Collectively, the world’s billionaires, less than 2,300 people, control approximately $11.95 trillion in wealth, which Oxfam notes is the “equivalent to what G20 governments (Argentina, Australia, Brazil, Canada, China, France, Germany, India, Indonesia, Italy, Japan, Republic of Korea, Mexico, Russia, Saudi Arabia, South Africa, Turkey, United Kingdom, United States and the European Union) have spent collectively in response to the pandemic.”
While billionaires’ wealth and lives have been protected throughout the pandemic, COVID-19 infection and mortality rates, Oxfam notes, “have a clear social gradient.” It explains: “COVID-19 mortality in the most deprived 10 percent areas in England is twice that of the least deprived 10 percent. Similar trends have been reported in France, Brazil, Nepal, Spain and India.”
While governments the world over have spent relatively little on measures to contain and eradicate the coronavirus, which has so far killed more than 2.1 million people worldwide—430,000 of these deaths in the US alone—they have opened their coffers to provide the financial oligarchy with trillions of dollars in bailouts. At the same time that have demanded that workers risk their lives in disease-ridden workplaces and schools in order to continue the extraction of surplus labor value.
The clearest example of this was the quickness with which the world’s top billionaires recovered their wealth after the pandemic sent stocks plummeting in March 2020. Oxfam noted that it took the world’s top 1,000 billionaires nine months to recover their wealth, while it may take the world’s poor, which Oxfam estimates to have increased between 200 and 500 million globally throughout the pandemic, over a decade to return to “pre-crisis” levels.
The resulting growth of inequality and further concentration of wealth for a select few are the result of deliberate policy choices implemented by capitalist governments around the world, placing profits before lives.

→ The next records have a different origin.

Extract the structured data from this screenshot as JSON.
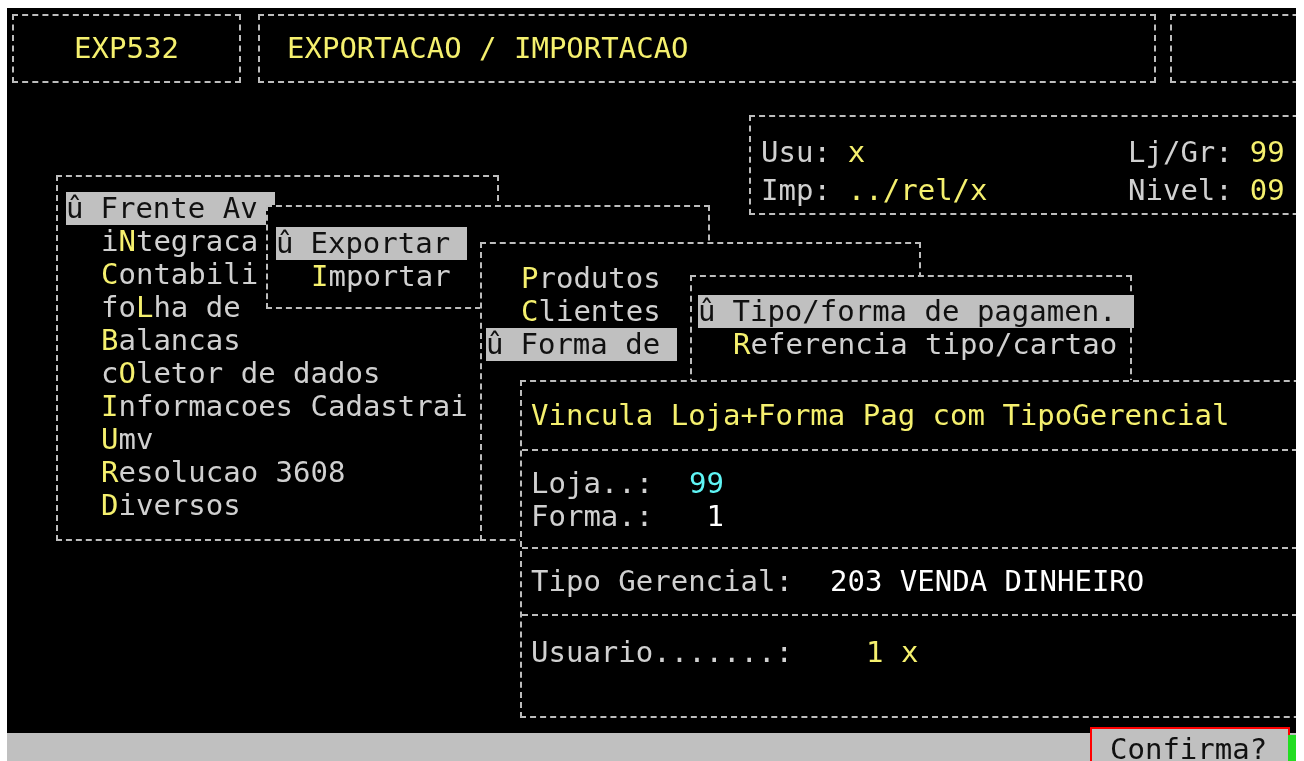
{
  "header": {
    "code": "EXP532",
    "title": "EXPORTACAO / IMPORTACAO"
  },
  "session": {
    "fields": [
      {
        "label": "Usu:",
        "value": "x"
      },
      {
        "label": "Lj/Gr:",
        "value": "99"
      },
      {
        "label": "Imp:",
        "value": "../rel/x"
      },
      {
        "label": "Nivel:",
        "value": "09"
      }
    ]
  },
  "menus": [
    {
      "items": [
        {
          "marker": "û",
          "selected": true,
          "segments": [
            {
              "text": "Frente Av",
              "hotkey": false
            }
          ]
        },
        {
          "selected": false,
          "segments": [
            {
              "text": "i",
              "hotkey": false
            },
            {
              "text": "N",
              "hotkey": true
            },
            {
              "text": "tegraca",
              "hotkey": false
            }
          ]
        },
        {
          "selected": false,
          "segments": [
            {
              "text": "C",
              "hotkey": true
            },
            {
              "text": "ontabili",
              "hotkey": false
            }
          ]
        },
        {
          "selected": false,
          "segments": [
            {
              "text": "fo",
              "hotkey": false
            },
            {
              "text": "L",
              "hotkey": true
            },
            {
              "text": "ha de",
              "hotkey": false
            }
          ]
        },
        {
          "selected": false,
          "segments": [
            {
              "text": "B",
              "hotkey": true
            },
            {
              "text": "alancas",
              "hotkey": false
            }
          ]
        },
        {
          "selected": false,
          "segments": [
            {
              "text": "c",
              "hotkey": false
            },
            {
              "text": "O",
              "hotkey": true
            },
            {
              "text": "letor de dados",
              "hotkey": false
            }
          ]
        },
        {
          "selected": false,
          "segments": [
            {
              "text": "I",
              "hotkey": true
            },
            {
              "text": "nformacoes Cadastrai",
              "hotkey": false
            }
          ]
        },
        {
          "selected": false,
          "segments": [
            {
              "text": "U",
              "hotkey": true
            },
            {
              "text": "mv",
              "hotkey": false
            }
          ]
        },
        {
          "selected": false,
          "segments": [
            {
              "text": "R",
              "hotkey": true
            },
            {
              "text": "esolucao 3608",
              "hotkey": false
            }
          ]
        },
        {
          "selected": false,
          "segments": [
            {
              "text": "D",
              "hotkey": true
            },
            {
              "text": "iversos",
              "hotkey": false
            }
          ]
        }
      ]
    },
    {
      "items": [
        {
          "marker": "û",
          "selected": true,
          "segments": [
            {
              "text": "Exportar",
              "hotkey": false
            }
          ]
        },
        {
          "selected": false,
          "segments": [
            {
              "text": "I",
              "hotkey": true
            },
            {
              "text": "mportar",
              "hotkey": false
            }
          ]
        }
      ]
    },
    {
      "items": [
        {
          "selected": false,
          "segments": [
            {
              "text": "P",
              "hotkey": true
            },
            {
              "text": "rodutos",
              "hotkey": false
            }
          ]
        },
        {
          "selected": false,
          "segments": [
            {
              "text": "C",
              "hotkey": true
            },
            {
              "text": "lientes",
              "hotkey": false
            }
          ]
        },
        {
          "marker": "û",
          "selected": true,
          "segments": [
            {
              "text": "Forma de",
              "hotkey": false
            }
          ]
        }
      ]
    },
    {
      "items": [
        {
          "marker": "û",
          "selected": true,
          "segments": [
            {
              "text": "Tipo/forma de pagamen.",
              "hotkey": false
            }
          ]
        },
        {
          "selected": false,
          "segments": [
            {
              "text": "R",
              "hotkey": true
            },
            {
              "text": "eferencia tipo/cartao",
              "hotkey": false
            }
          ]
        }
      ]
    }
  ],
  "dialog": {
    "title": "Vincula Loja+Forma Pag com TipoGerencial",
    "sections": [
      {
        "fields": [
          {
            "label": "Loja..:",
            "value": "99",
            "color": "#5ff5f5"
          },
          {
            "label": "Forma.:",
            "value": "1",
            "color": "#ffffff"
          }
        ]
      },
      {
        "fields": [
          {
            "label": "Tipo Gerencial:",
            "value": "203 VENDA DINHEIRO",
            "color": "#ffffff"
          }
        ]
      },
      {
        "fields": [
          {
            "label": "Usuario.......:",
            "value": "1 x",
            "color": "#f5f06e"
          }
        ]
      }
    ]
  },
  "status_bar": {
    "prompt": "Confirma?"
  }
}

This was seen in the US with the rapid and near unanimous passage of the multi-trillion-dollar CARES Act at the end of March 2020. The bill did not allocate billions to workers and their families to allow them to stay home while resources were used to train and hire thousands of doctors and nurses to care for the sick, implement a nationwide testing and contact tracing program, or build new hospitals.

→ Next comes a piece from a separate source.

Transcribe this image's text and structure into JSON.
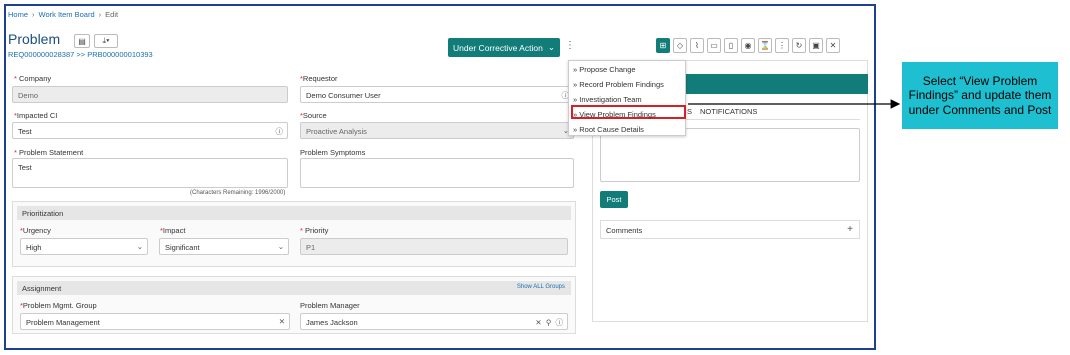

Instead, the bipartisan measure provided a pittance to jobless workers, essentially blackmailing workers to go back on the job, while providing Wall Street with unlimited funds through quantitative easing policies via the Federal Reserve. This class policy safeguarded and increased the wealth of the ruling class, whose fortunes are predicated on the never-ending rise of the stock market.
While the CARES Act provided a one-time $1,200 check for adults and short-term enhanced unemployment benefits, the expiration of these benefits has since led to an increase in poverty in the US, according to new research by the University of Chicago’s Harris School of Public Policy and the University of Notre Dame.
The authors of the study note that while poverty declined in the first few months of the pandemic, from 10.8 percent in January 2020 down to 9.3 percent in June, by the end of July, which saw the expiration of the $600 unemployment payments enacted in the CARES Act, poverty began to increase in the following months, ending December 2020 at 11.8 percent. The increase of 2.5 percentage points from July translates to some 8.1 million people, nearly equivalent to the population of Switzerland.
Anywhere between 200 and 500 million people around the world have been pushed into poverty this year, and roughly 3 billion people prior to the pandemic survived on less than $5.50 a day, or about $2,000 a year. The Oxfam report cites analysis by the World Bank that estimates that as of October 7, 2020, the pandemic had pushed between 88 and 115 million people into “extreme poverty,” that is, surviving on less than $1.90 a day, or about $694 a year.
Credit Jacob Crosse. Publication: World Socialist Web Site. Source link: https://www.wsws.org/en/articles/2021/01/26/oxfa-j26.html?pk_campaign=newsletter&pk_kwd=wsws